> _Task objective_: The records below need to be copied in full. Match them exactly.
━━━ Record set ━━━
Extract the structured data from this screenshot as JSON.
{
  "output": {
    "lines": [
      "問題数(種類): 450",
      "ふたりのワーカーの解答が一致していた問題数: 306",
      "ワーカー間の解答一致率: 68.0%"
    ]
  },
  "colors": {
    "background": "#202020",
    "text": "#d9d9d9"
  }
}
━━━
> _Solution for this task_:
Extract the structured data from this screenshot as JSON.
{
  "output": {
    "lines": [
      "問題数(種類): 450",
      "ふたりのワーカーの解答が一致していた問題数: 306",
      "ワーカー間の解答一致率: 68.0%"
    ]
  },
  "colors": {
    "background": "#202020",
    "text": "#d9d9d9"
  }
}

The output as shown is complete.